In addition, Lillis said Dr. Tracy Norman, Acting Assistant Superintendent for Instruction, who is Black, was called “Uncle Tom,” at the end of the meeting, and Gagliardi was called a “n***** lover.” Gagliardi also reportedly had to call police as she was being followed home by someone.
The Yorktown Democratic Committee (YDC) has postponed its regular monthly meeting to urge members to turn out at the Lakeland meeting Feb. 17 at 7 p.m.
“The outrageous actions of a small group of protestors threatened not just the civility of the BOE meeting but turned very ugly when racial and ethnic epithets were hurled at interim Superintendent of Schools Dr. Karen Gagliardi and a local parent,” said YDC Co-Chair Marni Rabin-Marron.
One speaker lambasted the board last week over the continuing mask mandate for students, while Heather Conway of Cortlandt alleged there was an influx of “illegal” students that was becoming a costly burden for taxpayers. Civility deteriorated further after Paul Edwards, who noted he had three children who were educated in the district, advocated for an instructional program of diversity.
“The YDC welcomes an informed discussion around the role of diversity, equity and inclusion in our local school systems, which could lead to a consensus around priorities that advance the needs of our schools and enrich our entire community,” stated YDC Co-Chair Mark Lieberman. “But that didn’t happen, and we must stand united against the kind of hatred, ignorance, and bigotry that was on display last week.”
Congressman Jamaal Bowman (NY-16), a former educator and middle school principal who resides in Yonkers, stated he also plans to be in attendance.

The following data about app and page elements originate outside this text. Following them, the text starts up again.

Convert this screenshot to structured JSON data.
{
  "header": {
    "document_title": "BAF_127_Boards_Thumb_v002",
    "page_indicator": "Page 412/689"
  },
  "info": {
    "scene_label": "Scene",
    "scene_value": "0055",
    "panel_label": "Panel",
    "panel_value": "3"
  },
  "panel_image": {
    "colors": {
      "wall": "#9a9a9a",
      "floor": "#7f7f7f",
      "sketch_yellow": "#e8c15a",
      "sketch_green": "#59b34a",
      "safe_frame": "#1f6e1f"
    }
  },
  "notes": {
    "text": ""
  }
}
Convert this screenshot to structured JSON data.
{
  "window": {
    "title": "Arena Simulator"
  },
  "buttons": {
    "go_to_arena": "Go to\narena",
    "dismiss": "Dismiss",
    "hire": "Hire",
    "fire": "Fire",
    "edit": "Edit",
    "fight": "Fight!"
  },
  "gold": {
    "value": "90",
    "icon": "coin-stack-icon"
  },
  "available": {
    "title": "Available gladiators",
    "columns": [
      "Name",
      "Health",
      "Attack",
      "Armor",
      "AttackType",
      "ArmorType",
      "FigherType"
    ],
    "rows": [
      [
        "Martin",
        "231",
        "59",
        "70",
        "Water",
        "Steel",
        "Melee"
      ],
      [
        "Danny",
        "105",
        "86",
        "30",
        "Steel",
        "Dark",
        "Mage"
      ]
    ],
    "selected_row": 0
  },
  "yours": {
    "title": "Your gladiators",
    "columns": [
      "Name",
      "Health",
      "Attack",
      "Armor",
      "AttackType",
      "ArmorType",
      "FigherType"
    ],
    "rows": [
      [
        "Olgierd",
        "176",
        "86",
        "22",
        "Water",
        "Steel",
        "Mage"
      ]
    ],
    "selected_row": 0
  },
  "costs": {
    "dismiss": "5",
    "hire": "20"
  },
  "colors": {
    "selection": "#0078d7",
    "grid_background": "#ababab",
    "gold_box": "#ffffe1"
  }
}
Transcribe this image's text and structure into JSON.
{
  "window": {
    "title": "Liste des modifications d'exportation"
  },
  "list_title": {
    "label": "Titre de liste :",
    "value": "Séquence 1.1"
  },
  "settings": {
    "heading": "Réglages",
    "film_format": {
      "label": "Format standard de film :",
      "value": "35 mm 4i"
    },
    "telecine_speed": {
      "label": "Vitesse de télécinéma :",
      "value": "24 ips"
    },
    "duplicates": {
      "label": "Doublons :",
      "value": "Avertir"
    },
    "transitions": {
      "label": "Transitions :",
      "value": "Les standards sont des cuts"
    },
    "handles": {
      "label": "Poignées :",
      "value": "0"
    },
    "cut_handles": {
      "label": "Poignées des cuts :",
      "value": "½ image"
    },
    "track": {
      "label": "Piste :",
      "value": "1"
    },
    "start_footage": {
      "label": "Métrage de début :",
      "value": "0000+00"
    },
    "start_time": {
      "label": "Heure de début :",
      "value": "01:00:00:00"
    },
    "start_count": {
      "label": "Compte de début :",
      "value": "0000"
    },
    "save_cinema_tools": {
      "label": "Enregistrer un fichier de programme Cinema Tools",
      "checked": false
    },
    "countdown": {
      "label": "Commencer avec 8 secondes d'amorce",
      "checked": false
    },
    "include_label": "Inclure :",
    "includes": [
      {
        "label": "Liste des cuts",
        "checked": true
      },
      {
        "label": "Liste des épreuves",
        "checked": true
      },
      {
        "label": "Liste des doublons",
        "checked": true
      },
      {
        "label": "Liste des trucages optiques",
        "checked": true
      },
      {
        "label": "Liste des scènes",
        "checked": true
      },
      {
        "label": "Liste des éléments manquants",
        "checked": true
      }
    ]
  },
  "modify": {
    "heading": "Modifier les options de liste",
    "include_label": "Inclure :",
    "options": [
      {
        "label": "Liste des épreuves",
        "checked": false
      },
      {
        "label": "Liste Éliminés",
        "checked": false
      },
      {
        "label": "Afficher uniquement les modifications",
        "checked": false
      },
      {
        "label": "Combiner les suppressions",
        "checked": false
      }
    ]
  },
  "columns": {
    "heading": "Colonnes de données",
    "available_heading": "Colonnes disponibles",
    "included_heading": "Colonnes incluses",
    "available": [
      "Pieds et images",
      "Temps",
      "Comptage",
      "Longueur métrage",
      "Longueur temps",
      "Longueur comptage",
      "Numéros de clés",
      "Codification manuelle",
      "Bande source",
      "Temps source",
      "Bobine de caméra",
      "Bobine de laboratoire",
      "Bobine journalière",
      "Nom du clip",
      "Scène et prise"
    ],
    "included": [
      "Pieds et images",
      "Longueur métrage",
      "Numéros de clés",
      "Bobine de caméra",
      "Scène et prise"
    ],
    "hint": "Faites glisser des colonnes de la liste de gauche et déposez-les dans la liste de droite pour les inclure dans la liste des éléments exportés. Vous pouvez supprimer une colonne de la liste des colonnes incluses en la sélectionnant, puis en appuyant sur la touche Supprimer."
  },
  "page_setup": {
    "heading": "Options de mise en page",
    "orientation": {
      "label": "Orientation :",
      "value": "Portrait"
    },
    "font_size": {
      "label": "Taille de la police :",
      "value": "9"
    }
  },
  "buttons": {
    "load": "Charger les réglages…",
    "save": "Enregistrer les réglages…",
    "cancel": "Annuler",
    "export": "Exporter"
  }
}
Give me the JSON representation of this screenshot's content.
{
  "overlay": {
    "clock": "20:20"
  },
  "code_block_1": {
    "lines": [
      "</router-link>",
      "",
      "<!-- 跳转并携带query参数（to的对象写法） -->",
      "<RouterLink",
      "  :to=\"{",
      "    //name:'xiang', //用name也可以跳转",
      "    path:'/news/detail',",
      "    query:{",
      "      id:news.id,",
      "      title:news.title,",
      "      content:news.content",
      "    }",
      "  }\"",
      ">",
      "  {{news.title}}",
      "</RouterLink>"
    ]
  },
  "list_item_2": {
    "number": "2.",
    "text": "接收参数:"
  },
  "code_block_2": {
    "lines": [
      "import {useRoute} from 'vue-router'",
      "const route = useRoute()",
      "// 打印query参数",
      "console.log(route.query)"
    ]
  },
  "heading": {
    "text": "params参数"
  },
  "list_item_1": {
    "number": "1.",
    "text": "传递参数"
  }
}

“The public display of hateful and racist rhetoric during last week’s board meeting is a reminder of how racism and hate continue to threaten our democracy, and we must come together to uproot it and show that we refuse to regress as a society,” he stated.
“As not only a former teacher and principal with over 20 years of experience but a Black father to three children, it pains me to see a situation like this, especially in our schools – a place that is supposed to serve as a safe haven for our kids. The pain that the victims of this vile hatred experienced and the loss of safety and respect is troubling. We are supposed to be protecting, loving, and most importantly educating our kids. But when division is sown and hate is spewed, the people who end up losing the most are our kids. We must be united in our love and commitment to our children and their education.”
Neither Norman nor Gagliardi could be reached for comment, but Board of Education President Adam Kaufman said earlier this week no changes were planned to the current format for public speaking.
“We believe strongly in supporting community members who wish to address the board during the public comment session. We will continue to support speakers by removing disruptive audience members and reminding the community at large to be respectful to their neighbors, administrators, and board members. We have security and local law enforcement present at all meetings and will continue to work together to ensure that everyone feels safe to share their concerns and opinions at our meetings,” Kaufman stated.
Rick has more than 40 years’ experience covering local news in Westchester and Putnam counties, running the gamut from politics and crime to sports and human interest. He has been an editor at Examiner Media since 2012. Read more from Rick’s editor-author bio here. Read Rick’s work here: https://www.theexaminernews.com/author/pezzullo_rick-writer/